Your Business on Divorce/Dissolution
While the breakdown of a marriage is complicated enough, when your co-founders of a business it gets even trickier. Here’s what to consider…
On the breakdown of a relationship, any business owned jointly, solely or contains an interest, will need to be valued and perhaps, need to be restructured to effect any settlement.
Settlements now centre on contributions to the business and homemaking during the marriage or civil partnership, with both regarded as of equal merit. It is important to understand the nature of your business and how it operates. Full and frank financial disclosure is required including examination of up to five sets of audited accounts and up to date management accounts, if they exist.
Since the landmark decision of White v White (2000), where there are more than sufficient assets to meet the needs of the parties, as a starting point the court must consider a 50:50 division as a measure of equity. Mrs White was granted a 40% share of the couple’s family business, necessitating sale of the business to meet her settlement.
Factors to consider in respect of the business
- Who started the business?
- Was it started before or during the marriage/civil partnership?
- What involvement and contribution has the other party made both historically and does this continue?
- Are there other business partner/shareholders outside the family involved?
- Is it asset/machinery driven or is it service sector?
- Is there a market for the sale of the business or shares?
- Can money be raised from the company?
- Are there shareholder agreements or restrictions on selling shares?
- What is the determinable maintainable profit?
- What is the equity/debt weighting of the business?
- Is there an appropriate price/earnings ratio?
- What is the SWOT analysis for the business?
- Has there been any family business succession planning – are any children to be involved in the business?
The court has a thorny task in allocating assets so that both parties can lead separate lives. The court will review each party’s involvement in the business. Any direct participation is likely to lead to a stronger claim. Only in exceptional cases will the business be sold and this is particularly unlikely where the business is the prominent source of income for the family.
Where the business is not sold, the court will balance the reasonable requirements and contributions of the parties. Any liquidity will be assessed against the immediate access to other assets. Moreover, the effect of any extraction of liquid assets from the company will need to be analysed against its ability to effectively operate in the future.
Questions to be posed include:
- Can any assets e.g. land, property or bank balances be transferred to the other party without damaging the business?
- Can the other party be compensated with a greater proportion of the joint home, savings or investments?
- Can a lump sum be paid over a period of time?
- Can a proportion of the net proceeds of sale be made in future?
- Can any healthy income stream generated support the children?
- Are ongoing maintenance payments possible, and if the business is sold in future, is there an option to capitalise maintenance at that stage?

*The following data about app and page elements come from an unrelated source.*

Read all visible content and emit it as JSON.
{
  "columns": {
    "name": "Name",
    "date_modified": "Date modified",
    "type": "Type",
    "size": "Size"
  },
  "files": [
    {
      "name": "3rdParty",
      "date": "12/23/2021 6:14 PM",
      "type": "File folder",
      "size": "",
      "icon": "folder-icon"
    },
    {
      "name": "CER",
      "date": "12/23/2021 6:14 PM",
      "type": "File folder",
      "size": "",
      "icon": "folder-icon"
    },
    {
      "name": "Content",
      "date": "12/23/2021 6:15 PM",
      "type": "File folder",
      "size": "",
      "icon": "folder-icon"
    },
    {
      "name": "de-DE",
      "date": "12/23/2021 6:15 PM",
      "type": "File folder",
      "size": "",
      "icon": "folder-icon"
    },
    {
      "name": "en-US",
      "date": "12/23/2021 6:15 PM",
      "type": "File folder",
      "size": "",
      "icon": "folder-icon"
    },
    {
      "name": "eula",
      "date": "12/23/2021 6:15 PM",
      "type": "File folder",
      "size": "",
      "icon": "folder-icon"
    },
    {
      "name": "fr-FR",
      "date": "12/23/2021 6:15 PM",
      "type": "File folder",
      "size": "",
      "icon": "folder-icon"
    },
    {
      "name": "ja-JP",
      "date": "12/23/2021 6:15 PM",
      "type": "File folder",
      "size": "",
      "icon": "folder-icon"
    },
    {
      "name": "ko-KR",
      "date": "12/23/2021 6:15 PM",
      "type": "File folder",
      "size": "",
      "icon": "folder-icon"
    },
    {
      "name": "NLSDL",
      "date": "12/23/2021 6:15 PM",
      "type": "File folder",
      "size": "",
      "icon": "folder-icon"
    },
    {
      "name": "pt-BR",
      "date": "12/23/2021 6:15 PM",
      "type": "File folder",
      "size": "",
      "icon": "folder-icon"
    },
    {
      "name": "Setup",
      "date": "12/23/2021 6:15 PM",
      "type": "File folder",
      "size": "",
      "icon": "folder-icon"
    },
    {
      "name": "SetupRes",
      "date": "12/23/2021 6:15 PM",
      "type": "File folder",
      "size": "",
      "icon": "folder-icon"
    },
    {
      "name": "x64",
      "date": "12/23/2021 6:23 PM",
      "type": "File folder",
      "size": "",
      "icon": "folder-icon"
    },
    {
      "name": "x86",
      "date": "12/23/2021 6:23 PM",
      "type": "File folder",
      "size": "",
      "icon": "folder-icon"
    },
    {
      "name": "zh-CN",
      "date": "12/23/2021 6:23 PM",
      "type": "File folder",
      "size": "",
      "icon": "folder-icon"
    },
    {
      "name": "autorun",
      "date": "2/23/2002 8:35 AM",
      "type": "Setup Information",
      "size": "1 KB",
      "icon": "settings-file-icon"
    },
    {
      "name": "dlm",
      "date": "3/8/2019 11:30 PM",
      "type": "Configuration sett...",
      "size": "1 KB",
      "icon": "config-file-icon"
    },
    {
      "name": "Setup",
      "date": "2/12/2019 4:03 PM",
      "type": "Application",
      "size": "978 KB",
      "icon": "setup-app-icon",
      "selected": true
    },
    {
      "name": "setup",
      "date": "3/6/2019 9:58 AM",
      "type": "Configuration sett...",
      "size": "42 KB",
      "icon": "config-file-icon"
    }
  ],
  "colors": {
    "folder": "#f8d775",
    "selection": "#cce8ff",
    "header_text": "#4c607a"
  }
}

It is necessary to seek a realistic and pragmatic business solution even if it does not result in a clean break (A v A (2004)). This is particularly prevalent where there is wide latitude in valuation of the business and the ability to raise funds without unjustifiably endangering the business (D v D and B Ltd (2007)). In the recent case of H v H (2008), it was held that periodical payments via an income stream from the business resulted in less disruption to the business than a division of its assets.
While each case will depend on its own facts, it is prudent to seek legal advice at the earliest convenience. Protecting the business assets is the primary concern for the business owner who is sadly going through a relationship breakdown.
This publication is a general summary of the law. It should not replace legal advice personalised to your particular circumstances and needs.